App and web page records
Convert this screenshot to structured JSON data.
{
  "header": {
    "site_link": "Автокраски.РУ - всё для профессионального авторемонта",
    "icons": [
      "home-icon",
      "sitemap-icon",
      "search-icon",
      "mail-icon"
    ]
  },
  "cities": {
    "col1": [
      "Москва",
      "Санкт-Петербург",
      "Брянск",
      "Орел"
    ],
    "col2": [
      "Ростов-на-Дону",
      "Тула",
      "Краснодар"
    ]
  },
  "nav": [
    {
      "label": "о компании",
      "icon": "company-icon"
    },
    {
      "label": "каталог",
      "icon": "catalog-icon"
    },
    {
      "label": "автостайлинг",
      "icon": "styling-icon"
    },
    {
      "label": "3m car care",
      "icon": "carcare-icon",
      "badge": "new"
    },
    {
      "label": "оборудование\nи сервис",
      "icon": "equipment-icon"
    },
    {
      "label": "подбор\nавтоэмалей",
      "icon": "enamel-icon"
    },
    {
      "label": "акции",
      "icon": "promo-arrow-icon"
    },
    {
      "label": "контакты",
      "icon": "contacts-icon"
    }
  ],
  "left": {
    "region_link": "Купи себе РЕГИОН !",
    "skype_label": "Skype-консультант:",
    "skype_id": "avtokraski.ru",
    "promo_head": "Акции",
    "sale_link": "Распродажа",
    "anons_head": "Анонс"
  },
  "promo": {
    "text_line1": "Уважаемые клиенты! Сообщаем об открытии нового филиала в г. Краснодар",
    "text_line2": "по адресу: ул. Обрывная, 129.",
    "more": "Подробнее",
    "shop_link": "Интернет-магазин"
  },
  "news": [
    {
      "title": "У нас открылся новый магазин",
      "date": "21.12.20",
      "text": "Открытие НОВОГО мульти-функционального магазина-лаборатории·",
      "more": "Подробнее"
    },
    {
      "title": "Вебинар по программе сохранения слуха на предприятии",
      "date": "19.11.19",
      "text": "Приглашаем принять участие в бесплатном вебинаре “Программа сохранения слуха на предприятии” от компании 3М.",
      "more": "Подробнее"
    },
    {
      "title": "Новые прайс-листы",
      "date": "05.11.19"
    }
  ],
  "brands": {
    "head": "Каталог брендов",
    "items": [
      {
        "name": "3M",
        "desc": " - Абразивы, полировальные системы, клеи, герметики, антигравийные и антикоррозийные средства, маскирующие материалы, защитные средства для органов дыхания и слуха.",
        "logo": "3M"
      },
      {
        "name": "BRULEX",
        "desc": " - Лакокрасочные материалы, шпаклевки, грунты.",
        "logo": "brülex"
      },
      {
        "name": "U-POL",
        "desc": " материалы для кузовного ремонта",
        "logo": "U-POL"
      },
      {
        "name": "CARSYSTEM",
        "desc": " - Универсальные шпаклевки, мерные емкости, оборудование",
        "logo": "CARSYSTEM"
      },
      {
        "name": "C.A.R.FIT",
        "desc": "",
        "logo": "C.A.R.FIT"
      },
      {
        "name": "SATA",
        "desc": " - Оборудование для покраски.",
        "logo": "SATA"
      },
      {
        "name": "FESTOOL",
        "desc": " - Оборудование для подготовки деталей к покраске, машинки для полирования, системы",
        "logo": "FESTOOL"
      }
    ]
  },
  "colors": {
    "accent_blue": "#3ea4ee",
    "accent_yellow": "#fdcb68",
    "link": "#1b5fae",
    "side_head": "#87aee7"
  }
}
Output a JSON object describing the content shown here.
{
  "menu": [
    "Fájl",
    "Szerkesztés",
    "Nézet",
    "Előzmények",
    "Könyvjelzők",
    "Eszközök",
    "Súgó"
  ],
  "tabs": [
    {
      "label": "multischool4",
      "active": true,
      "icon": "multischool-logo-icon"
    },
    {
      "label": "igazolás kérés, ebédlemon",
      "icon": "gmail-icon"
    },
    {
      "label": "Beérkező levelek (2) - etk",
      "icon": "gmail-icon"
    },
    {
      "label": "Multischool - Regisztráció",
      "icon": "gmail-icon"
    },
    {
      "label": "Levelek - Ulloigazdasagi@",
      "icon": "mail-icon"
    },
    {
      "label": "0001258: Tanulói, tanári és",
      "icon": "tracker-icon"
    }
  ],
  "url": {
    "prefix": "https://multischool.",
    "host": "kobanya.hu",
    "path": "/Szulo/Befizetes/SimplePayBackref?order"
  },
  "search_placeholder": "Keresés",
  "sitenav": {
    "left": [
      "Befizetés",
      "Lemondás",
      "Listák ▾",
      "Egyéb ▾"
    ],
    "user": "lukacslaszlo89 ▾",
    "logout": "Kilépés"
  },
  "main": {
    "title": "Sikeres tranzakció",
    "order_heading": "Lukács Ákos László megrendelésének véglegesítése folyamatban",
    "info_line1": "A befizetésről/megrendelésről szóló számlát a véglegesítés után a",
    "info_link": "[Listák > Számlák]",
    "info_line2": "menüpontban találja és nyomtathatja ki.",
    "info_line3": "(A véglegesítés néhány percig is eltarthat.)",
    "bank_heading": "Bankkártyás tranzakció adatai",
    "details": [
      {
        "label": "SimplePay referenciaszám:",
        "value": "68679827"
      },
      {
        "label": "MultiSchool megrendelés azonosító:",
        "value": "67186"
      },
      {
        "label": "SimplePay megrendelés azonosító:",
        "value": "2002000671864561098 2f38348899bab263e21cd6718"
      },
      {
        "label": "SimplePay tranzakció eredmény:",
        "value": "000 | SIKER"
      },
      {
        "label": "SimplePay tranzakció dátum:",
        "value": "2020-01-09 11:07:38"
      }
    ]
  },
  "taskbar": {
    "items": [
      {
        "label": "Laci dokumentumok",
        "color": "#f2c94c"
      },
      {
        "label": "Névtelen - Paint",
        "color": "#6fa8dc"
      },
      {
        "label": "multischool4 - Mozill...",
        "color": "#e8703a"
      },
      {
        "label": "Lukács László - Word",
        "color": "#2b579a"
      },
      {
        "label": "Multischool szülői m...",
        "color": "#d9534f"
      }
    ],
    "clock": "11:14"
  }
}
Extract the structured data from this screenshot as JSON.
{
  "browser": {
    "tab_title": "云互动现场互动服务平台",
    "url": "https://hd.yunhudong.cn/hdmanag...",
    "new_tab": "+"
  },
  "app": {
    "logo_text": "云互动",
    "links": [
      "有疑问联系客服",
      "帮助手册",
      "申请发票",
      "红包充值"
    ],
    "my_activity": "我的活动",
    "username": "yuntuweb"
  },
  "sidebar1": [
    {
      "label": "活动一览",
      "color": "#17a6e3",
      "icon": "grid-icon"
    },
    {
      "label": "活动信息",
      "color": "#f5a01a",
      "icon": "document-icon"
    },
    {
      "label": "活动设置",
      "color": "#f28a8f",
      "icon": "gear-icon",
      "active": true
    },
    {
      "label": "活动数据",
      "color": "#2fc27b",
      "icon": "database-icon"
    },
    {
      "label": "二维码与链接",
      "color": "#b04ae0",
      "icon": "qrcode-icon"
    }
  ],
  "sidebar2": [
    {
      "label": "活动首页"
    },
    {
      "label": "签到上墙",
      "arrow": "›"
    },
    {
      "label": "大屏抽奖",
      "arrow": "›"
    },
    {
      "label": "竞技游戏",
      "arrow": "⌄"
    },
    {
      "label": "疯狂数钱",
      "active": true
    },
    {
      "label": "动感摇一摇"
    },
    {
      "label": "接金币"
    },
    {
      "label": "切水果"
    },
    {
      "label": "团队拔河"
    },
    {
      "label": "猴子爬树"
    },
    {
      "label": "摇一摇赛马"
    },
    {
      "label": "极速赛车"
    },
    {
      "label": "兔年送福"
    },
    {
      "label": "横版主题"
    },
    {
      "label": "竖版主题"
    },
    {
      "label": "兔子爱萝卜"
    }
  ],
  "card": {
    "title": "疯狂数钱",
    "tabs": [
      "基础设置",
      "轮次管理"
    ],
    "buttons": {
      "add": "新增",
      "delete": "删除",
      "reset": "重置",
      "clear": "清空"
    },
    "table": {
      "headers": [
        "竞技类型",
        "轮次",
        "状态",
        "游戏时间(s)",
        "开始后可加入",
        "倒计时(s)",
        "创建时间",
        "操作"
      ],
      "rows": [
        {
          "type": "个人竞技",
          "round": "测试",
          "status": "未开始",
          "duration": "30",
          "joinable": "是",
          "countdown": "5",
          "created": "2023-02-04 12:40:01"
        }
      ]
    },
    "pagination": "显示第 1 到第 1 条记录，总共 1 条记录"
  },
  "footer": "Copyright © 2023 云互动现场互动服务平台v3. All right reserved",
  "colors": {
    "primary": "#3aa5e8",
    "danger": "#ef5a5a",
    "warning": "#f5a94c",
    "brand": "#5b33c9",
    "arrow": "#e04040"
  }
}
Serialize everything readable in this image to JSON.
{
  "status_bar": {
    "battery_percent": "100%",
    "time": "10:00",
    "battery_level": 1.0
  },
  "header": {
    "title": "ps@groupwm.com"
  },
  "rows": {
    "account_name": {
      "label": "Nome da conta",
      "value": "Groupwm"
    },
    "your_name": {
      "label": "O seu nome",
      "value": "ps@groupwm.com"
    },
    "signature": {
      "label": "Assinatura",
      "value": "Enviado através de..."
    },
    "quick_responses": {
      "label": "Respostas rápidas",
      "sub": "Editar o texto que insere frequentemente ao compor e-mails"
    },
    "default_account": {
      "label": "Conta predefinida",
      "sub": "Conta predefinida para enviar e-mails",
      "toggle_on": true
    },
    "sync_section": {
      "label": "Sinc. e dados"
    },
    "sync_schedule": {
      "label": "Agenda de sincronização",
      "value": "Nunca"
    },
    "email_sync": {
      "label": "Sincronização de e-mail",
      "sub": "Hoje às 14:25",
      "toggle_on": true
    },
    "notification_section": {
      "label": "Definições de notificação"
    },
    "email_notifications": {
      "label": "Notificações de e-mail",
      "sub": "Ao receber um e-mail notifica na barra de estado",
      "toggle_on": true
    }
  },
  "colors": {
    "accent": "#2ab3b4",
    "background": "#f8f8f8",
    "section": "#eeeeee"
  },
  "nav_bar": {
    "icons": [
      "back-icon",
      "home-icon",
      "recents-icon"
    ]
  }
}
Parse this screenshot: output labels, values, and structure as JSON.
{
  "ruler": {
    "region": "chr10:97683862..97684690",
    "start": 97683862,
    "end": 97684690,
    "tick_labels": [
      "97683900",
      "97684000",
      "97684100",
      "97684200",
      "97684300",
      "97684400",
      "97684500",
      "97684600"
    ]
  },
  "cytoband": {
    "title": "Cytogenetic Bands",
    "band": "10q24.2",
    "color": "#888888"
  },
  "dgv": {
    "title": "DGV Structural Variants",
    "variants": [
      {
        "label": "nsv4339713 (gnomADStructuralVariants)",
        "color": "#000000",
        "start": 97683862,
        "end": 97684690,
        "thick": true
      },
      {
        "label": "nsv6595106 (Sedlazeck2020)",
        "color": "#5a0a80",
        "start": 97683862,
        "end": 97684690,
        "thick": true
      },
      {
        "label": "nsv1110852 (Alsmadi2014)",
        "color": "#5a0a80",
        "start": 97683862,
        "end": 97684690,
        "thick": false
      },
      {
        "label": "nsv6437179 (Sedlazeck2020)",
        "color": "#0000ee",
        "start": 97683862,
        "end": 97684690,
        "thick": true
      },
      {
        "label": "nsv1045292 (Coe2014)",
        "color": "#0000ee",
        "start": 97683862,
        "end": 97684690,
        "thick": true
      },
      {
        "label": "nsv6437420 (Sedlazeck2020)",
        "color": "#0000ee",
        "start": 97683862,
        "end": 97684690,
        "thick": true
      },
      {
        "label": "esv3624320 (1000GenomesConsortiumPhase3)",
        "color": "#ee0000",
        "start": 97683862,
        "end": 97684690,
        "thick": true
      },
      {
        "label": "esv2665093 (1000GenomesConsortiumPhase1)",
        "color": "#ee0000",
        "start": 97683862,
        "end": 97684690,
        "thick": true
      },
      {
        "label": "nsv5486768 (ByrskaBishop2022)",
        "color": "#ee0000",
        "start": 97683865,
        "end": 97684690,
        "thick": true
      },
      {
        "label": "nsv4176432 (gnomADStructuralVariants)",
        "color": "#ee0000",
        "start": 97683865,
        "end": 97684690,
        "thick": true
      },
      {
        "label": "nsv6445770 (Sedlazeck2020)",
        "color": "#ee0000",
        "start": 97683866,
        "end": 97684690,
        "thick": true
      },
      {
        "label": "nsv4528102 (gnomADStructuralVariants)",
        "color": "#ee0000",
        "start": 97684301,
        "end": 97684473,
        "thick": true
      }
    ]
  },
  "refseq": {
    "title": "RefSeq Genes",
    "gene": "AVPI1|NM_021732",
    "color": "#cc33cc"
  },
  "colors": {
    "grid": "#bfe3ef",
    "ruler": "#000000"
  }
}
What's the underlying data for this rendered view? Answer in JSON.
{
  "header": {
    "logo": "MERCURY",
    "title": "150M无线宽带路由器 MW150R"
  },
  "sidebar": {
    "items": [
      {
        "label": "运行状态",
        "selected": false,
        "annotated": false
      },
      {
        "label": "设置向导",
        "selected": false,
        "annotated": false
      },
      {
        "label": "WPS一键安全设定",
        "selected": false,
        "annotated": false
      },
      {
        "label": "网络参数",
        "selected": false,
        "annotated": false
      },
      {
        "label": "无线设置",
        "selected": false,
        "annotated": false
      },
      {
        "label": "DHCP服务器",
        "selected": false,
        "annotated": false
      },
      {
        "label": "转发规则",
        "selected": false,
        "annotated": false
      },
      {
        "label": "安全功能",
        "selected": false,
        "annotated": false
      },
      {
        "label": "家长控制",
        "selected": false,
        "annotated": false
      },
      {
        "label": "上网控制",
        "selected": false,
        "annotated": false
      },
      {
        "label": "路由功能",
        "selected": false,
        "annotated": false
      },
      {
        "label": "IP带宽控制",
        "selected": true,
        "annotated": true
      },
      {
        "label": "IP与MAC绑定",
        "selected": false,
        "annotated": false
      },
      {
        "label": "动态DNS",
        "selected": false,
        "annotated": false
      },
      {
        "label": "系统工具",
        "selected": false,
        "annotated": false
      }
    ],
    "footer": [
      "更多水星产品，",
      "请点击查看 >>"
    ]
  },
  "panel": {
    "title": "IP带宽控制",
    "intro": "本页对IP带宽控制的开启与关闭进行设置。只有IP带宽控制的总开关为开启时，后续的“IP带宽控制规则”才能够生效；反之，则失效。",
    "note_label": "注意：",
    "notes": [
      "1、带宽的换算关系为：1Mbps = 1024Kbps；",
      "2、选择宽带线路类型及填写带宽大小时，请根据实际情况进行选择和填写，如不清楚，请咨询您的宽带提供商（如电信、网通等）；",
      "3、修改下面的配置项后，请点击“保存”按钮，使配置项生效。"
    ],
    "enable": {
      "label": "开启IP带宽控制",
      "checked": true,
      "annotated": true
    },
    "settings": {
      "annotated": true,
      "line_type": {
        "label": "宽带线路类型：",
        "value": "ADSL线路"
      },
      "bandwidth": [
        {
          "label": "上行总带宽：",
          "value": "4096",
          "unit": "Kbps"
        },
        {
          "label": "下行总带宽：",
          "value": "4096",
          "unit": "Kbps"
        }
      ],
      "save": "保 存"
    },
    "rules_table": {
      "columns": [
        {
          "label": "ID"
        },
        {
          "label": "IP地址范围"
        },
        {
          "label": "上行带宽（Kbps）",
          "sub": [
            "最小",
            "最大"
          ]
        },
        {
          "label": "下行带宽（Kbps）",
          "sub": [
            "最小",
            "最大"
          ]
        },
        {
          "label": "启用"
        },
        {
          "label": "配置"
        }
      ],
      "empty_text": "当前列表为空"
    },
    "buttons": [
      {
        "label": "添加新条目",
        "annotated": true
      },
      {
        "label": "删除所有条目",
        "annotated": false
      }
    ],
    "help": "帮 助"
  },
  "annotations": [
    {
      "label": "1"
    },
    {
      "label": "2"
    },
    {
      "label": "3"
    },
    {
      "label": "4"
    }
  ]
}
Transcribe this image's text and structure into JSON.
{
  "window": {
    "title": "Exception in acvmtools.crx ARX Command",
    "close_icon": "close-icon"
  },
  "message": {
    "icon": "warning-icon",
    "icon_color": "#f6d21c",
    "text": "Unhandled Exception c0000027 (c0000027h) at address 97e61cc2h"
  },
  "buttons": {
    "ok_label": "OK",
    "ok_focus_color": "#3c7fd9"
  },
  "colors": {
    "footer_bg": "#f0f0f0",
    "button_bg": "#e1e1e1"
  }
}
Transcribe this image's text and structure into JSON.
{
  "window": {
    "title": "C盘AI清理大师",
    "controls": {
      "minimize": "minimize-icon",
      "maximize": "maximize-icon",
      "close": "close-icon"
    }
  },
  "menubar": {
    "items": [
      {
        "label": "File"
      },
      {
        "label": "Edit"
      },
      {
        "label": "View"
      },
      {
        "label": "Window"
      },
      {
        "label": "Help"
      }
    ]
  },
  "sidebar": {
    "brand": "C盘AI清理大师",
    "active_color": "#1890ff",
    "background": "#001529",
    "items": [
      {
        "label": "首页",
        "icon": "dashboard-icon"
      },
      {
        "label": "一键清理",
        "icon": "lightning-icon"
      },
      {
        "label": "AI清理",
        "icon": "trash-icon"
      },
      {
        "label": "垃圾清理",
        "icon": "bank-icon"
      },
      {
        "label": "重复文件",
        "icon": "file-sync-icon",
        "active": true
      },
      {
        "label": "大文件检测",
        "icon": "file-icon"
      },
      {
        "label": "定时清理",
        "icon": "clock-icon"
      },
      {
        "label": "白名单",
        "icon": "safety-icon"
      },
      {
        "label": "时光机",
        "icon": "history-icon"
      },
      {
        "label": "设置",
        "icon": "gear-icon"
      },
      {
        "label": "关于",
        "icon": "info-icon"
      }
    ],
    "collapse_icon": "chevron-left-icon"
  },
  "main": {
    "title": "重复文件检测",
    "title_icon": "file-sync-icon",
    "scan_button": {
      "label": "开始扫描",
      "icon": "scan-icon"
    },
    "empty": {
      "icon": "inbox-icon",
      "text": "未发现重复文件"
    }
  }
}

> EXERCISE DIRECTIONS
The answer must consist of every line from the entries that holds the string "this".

> SOLUTION
Convert this screenshot to structured JSON data.
Extract the structured data from this screenshot as JSON.
Serialize everything readable in this image to JSON.
Parse this screenshot: output labels, values, and structure as JSON.
What's the underlying data for this rendered view? Answer in JSON.
Transcribe this image's text and structure into JSON.
Transcribe this image's text and structure into JSON.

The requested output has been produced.